1 Evelyn Brooks Higginbotham, Righteous Discontent: The Women’s Movement in the Black Baptist Church, 1880-1920 (Harvard University Press, 1994).

2 Evelyn Brooks Higginbotham, interview by Kimberly Foster, “Wrestling with Respectability in the Age of #BlackLivesMatter: A Dialogue,” For Harriet, 2015.

3 Rebecca Wanzo, “African American Acafandom and Other Strangers: New Genealogies of Fan Studies,” Transformative Works and Cultures vol. 20 (2015).

4 Karen Hellekson, and Kristina Busse, “Introduction,” in their The Fan Fiction Studies Reader (Iowa City: University of Iowa Press, 2014), 3.

5 Paulo Freire, Pedagogy of the Oppressed, 30th anniversary ed., trans. Myra Bergman Ramos (New York: Bloomsbury, 2005), 46.

6 Freire, 50.
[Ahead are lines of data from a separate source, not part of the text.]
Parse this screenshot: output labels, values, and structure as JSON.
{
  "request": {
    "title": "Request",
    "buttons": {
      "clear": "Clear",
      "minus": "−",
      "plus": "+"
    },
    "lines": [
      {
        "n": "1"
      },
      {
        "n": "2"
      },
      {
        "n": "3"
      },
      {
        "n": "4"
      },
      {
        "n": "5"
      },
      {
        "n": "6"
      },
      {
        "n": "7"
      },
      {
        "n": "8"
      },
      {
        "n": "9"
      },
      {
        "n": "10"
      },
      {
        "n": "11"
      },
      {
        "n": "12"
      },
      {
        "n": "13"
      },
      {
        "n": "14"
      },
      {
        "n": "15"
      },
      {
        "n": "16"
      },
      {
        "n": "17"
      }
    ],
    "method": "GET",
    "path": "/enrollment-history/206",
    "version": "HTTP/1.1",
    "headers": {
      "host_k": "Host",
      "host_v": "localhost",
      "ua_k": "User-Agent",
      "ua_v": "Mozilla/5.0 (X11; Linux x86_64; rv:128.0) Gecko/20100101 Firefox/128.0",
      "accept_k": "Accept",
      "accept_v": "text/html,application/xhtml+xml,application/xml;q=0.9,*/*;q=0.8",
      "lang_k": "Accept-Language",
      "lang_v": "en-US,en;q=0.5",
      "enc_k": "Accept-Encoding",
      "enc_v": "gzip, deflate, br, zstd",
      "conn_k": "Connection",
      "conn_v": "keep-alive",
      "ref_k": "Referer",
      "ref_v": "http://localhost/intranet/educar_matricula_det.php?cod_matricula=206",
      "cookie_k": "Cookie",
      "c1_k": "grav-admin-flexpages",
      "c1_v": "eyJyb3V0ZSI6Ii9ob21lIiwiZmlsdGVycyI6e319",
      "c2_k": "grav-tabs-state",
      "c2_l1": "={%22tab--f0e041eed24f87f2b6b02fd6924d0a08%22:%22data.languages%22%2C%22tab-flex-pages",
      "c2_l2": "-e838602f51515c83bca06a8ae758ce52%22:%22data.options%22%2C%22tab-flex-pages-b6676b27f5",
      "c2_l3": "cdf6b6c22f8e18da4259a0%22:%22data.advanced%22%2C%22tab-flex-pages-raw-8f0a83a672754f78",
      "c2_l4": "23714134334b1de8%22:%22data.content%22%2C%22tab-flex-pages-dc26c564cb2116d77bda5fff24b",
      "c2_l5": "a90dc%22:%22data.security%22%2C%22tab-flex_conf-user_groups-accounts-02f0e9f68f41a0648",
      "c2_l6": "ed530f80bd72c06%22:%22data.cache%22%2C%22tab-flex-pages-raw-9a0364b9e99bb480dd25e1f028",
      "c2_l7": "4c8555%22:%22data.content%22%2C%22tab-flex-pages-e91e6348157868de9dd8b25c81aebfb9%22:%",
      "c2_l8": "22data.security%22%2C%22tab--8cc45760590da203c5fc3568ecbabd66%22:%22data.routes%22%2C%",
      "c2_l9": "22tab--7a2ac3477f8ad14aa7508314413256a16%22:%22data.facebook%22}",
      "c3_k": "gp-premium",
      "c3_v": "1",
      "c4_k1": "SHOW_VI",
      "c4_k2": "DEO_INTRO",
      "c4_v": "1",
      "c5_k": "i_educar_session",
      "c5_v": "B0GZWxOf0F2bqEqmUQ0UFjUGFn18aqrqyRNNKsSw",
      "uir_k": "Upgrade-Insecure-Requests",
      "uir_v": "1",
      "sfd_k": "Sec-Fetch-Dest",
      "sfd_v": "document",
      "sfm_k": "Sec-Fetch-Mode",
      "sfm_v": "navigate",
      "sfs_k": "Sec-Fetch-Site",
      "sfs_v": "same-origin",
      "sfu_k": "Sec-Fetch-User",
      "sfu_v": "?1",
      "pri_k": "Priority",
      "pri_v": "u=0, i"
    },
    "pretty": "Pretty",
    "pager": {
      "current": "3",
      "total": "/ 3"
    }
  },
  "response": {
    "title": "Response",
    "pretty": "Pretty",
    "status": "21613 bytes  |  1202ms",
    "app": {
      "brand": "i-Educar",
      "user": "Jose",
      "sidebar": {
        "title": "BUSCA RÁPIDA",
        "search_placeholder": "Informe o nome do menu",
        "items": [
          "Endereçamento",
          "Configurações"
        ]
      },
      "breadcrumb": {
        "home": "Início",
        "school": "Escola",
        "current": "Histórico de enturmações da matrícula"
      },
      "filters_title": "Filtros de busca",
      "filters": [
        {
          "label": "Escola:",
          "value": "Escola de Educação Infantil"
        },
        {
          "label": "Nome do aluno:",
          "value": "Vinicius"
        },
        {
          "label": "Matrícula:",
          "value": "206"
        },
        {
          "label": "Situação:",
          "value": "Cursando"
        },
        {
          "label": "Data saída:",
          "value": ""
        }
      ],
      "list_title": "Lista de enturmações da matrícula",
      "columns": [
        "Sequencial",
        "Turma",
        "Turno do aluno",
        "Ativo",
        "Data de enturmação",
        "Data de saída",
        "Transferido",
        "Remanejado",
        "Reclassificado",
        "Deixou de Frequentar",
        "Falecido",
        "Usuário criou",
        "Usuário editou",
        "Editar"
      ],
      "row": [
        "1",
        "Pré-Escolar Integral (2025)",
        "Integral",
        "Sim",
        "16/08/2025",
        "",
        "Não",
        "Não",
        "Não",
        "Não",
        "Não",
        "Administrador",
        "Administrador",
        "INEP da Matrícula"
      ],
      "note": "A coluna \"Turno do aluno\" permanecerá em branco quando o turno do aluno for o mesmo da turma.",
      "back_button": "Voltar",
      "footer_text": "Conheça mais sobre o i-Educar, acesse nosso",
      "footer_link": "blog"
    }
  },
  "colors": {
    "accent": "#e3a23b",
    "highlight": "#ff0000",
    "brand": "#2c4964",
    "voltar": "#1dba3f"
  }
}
7 Audrey Smedley, “The History of the Idea of Race. . . and Why It Matters,” Paper presented at the conference “Race, Human Variation and Disease: Consensus and Frontiers,” Warrenton, VA, 2007.

8 Richard Wright, Native Son (New York: Harper & Row, 1940); Toni Morrison, The Bluest Eye (Philadelphia: Chelsea House, 1999); Shaft, dir. Gordon Parks (Beverly Hills: Metro Goldwyn Mayer, 1971), 100 mins.; Do the Right Thing, dir. Spike Lee (Universal City, CA: Universal Studios, 1989), 120 mins.

9 Margie Peters, “No Means No,” A Different World, season 2, episode 20, directed by Debbie Allen, aired March 30, 1989 (Universal City, CA: Universal Studios).

10 Henry Jenkins, Textual Poachers: Television Fans and Participatory Culture, 20th anniversary ed. (New York: Routledge, 2013), xi.

11 Kimberlé Williams Crenshaw, “Demarginalizing the Intersection of Race and Sex: A Black Feminist Critique of Antidiscrimination Doctrine, Feminist Theory, and Antiracist Politics,” in Critical Race Feminism, 3rd ed., ed. Adrien Wing (New York: NYU Press, 2003), 23-33.

12 Malcolm Spellman, “My Bad Parts,” Empire, season 2, episode 8, directed by Sanaa Hamri, aired November 18, 2015 (Chicago: Imagine Television).

Poe Johnson ( is a PhD candidate in aesthetic studies at the University of Texas at Dallas. His research fuses together critical race theory, Afro-pessimism, and fan studies to examine the relationship between the mediated black body and participatory fandom cultures. He is also the guest editor of Narratives in Dark Culture, a memoir and podcast project dedicated to creating a cultural history of people of color and other marginalized groups who work within popular culture genres.